WE ALL RECOGNISE THE IMPORTANCE OF REDUCING THE PUBLIC DEBT AND THAT WE MUST ALL PLAY OUR PART IN THAT, BUT MANY IN THE UK TOURISM INDUSTRY HAVE FIRM EVIDENCE THAT THE BRITISH ECONOMY WOULD BE BETTER SERVED BY THE CHANCELLOR TAKING POSITIVE STEPS TO REDUCE APD TO BOOST TOURIST NUMBERS. RESEARCH BY THE TOURISM ALLIANCE SUGGESTS THAT APD SUPPRESSES THE UK’S TOURISM EARNINGS BY APPROXIMATELY 6% – THIS REPRESENTS OVER £1 BILLION PER ANNUM. MORE IMPORTANTLY PERHAPS, AT THE CURRENT TIME, THIS LOSS OF REVENUE COSTS THE UK 25,000 JOBS.

I’M PLEASED THE CHANCELLOR HAS RECOGNISED THE DAMAGE THAT APD IS DOING TO TOURISM IN NORTHERN IRLEAND AND HAS REDUCED THE LEVEL OF APD TAX ON LONG HAUL FLIGHTS THERE. BUT THERE ARE MANY OTHER AREAS OF THE UK THAT ARE SUFFERING SIMILARLY AND THE MESSAGE IS SIMPLE. THE TAX IS COUNTER PRODUCTIVE AND DAMAGING TO BRITAIN’S INTERNATIONAL COMPETITIVENESS.

THE CHANCELLOR’S ANNOUNCEMENT EARLIER THIS YEAR THAT THE TAX WILL RISE BY TWICE THE RATE OF INFLATION NEXT YEAR WILL DO NOTHING TO MAKE THE UK A MORE AFFORDABLE PLACE TO VISIT OR BOOST OUR FALTERING TOURIST NUMBERS. APD ALREADY RAISES MORE THAN THE TAX ON THE BANKS KNOWN AS THE BANK LEVY AND WILL COST
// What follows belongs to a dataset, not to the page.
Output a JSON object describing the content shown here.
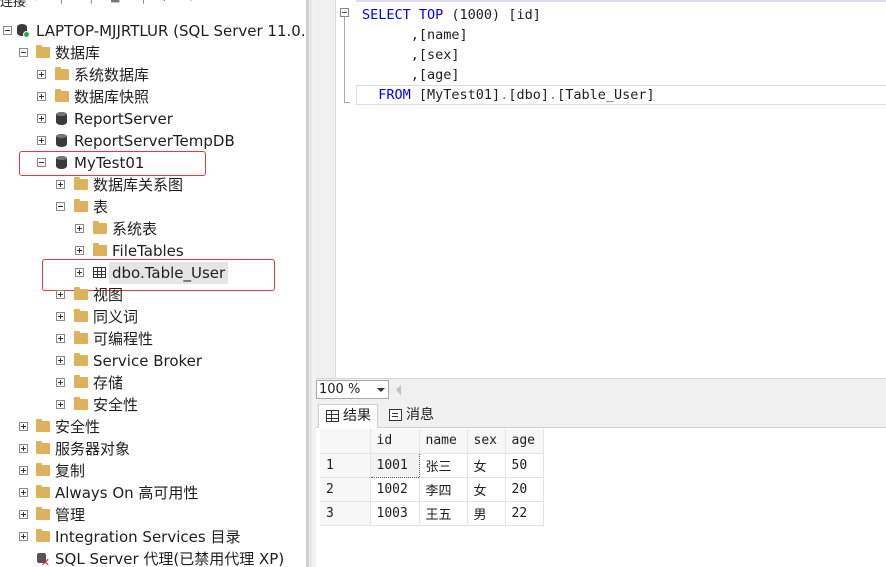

AIR TRAVELLERS OVER £15 BILLION THE NEXT FIVE YEARS. WE URGE HIM TO LISTEN TO THE FAIR TAX ON FLYING CAMPAIGN, IN WHICH BATA PLAYS A KEY PART, AND RECONSIDER THIS DECISION – ESPECIALLY IN THE LIGHT OF AVIATION ENTERING THE EU EMISSIONS TRADING SCHEME FROM 1st JANUARY NEXT YEAR. ETS WILL OFFER A FAR SMARTER WAY OF ADDRESSING AVIATION’S ENVIRONMENTAL IMPACT THAN A BLUNT TAX THAT SIMPLY MAKES THE UK UNCOMPETITIVE AND INCREASINGLY UNAFFORDABLE BOTH FOR BUSINESS AND TOURISM ALIKE.
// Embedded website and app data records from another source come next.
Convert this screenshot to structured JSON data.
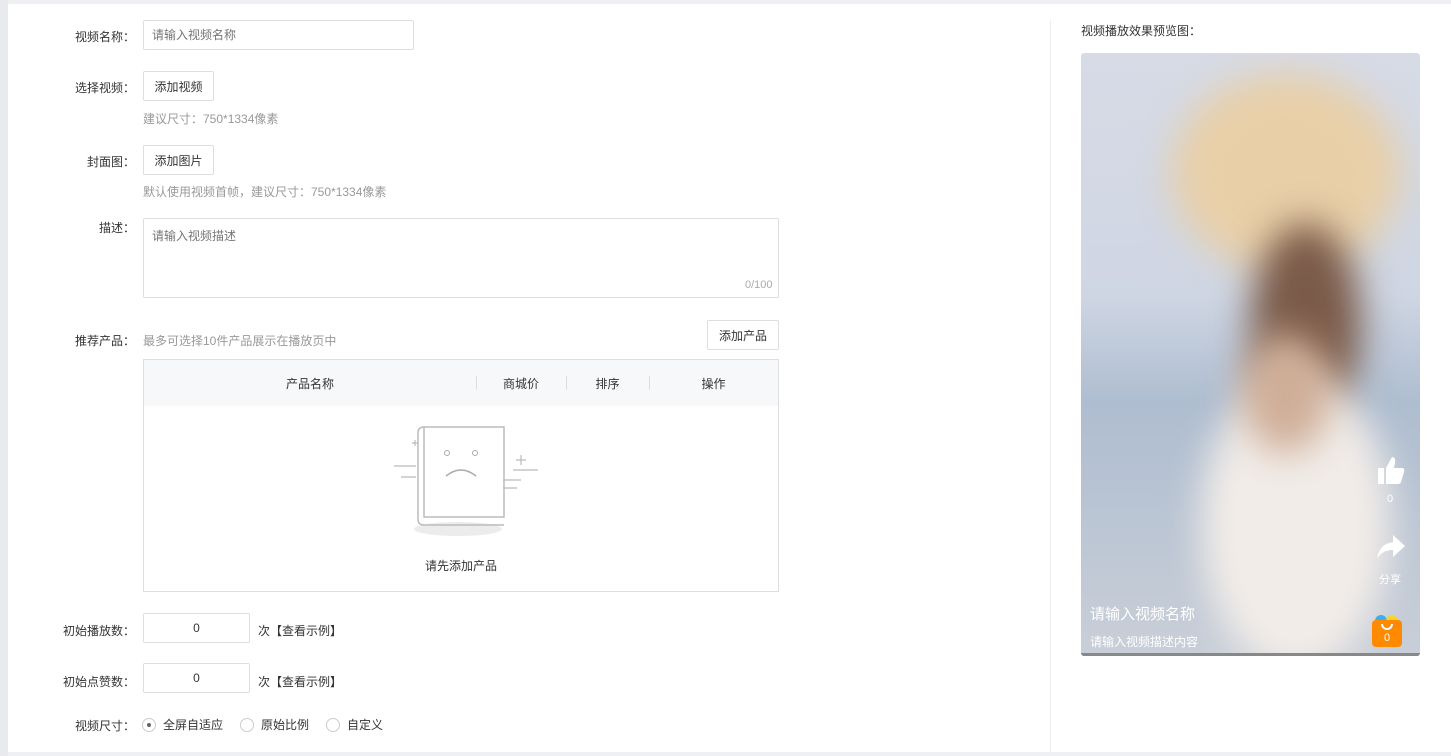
{
  "form": {
    "name_label": "视频名称：",
    "name_placeholder": "请输入视频名称",
    "video_label": "选择视频：",
    "video_button": "添加视频",
    "video_hint": "建议尺寸：750*1334像素",
    "cover_label": "封面图：",
    "cover_button": "添加图片",
    "cover_hint": "默认使用视频首帧，建议尺寸：750*1334像素",
    "desc_label": "描述：",
    "desc_placeholder": "请输入视频描述",
    "desc_counter": "0/100",
    "products_label": "推荐产品：",
    "products_hint": "最多可选择10件产品展示在播放页中",
    "add_product_button": "添加产品",
    "table_headers": [
      "产品名称",
      "商城价",
      "排序",
      "操作"
    ],
    "empty_text": "请先添加产品",
    "play_label": "初始播放数：",
    "play_value": "0",
    "play_unit": "次",
    "play_example": "【查看示例】",
    "like_label": "初始点赞数：",
    "like_value": "0",
    "like_unit": "次",
    "like_example": "【查看示例】",
    "size_label": "视频尺寸：",
    "size_options": [
      "全屏自适应",
      "原始比例",
      "自定义"
    ],
    "size_selected": "全屏自适应"
  },
  "preview": {
    "title": "视频播放效果预览图：",
    "like_count": "0",
    "share_label": "分享",
    "video_name": "请输入视频名称",
    "video_desc": "请输入视频描述内容",
    "cart_count": "0"
  }
}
WE THEREFORE URGE THE CHANCELLOR TO FOLLOW THE EXAMPLE SET BY THE GERMAN GOVERNMENT THAT HAS RECENTLY ANNOUNCED IT WILL BE REDUCING ITS AIR TICKET TAX, ALREADY MUCH LOWER THAN THE UK APD, TO COMPENSATE FOR THE ADDITIONAL COSTS AIRLINES WILL EXPERIENCE WITH THE ACCESSION OF AVIATION TO THE EU ETS.

TODAY, ON BEHALF OF THE FAIR TAX ON FLYING CAMPAIGN, I INVITE PARLIAMENTARIANS TO SIGN A LETTER TO THE CHANCELLOR CALLING FOR NEXT YEAR’S PLANNED DOUBLE INFLATION INCREASES IN APD TO BE ABANDONED IN ORDER TO AVOID SERIOUSLY DAMAGING BRITIAIN’S TOURISM INDUSTRY IN THE LONG TERM AND PRISING ORDINARY, WORKING FAMILIES OUT OF AN ANNUAL SUNSHINE HOLIDAY. A COPY OF THE LETTER IS BY THE DOOR WITH MY COLLEAGUE JOSETTE.

I AM PLEASED THAT REPRESENTATIVES OF BATA MEMBER AIRLINES AND BATA ASSOCIATE MEMBERS ARE HERE TODAY TO TALK TO YOU ABOUT ANY ISSUES OR MATTERS YOU WOULD LIKE TO DISCUSS WITH THEM, SO PLEASE FEEL FREE TO PUT THEM ON THE SPOT!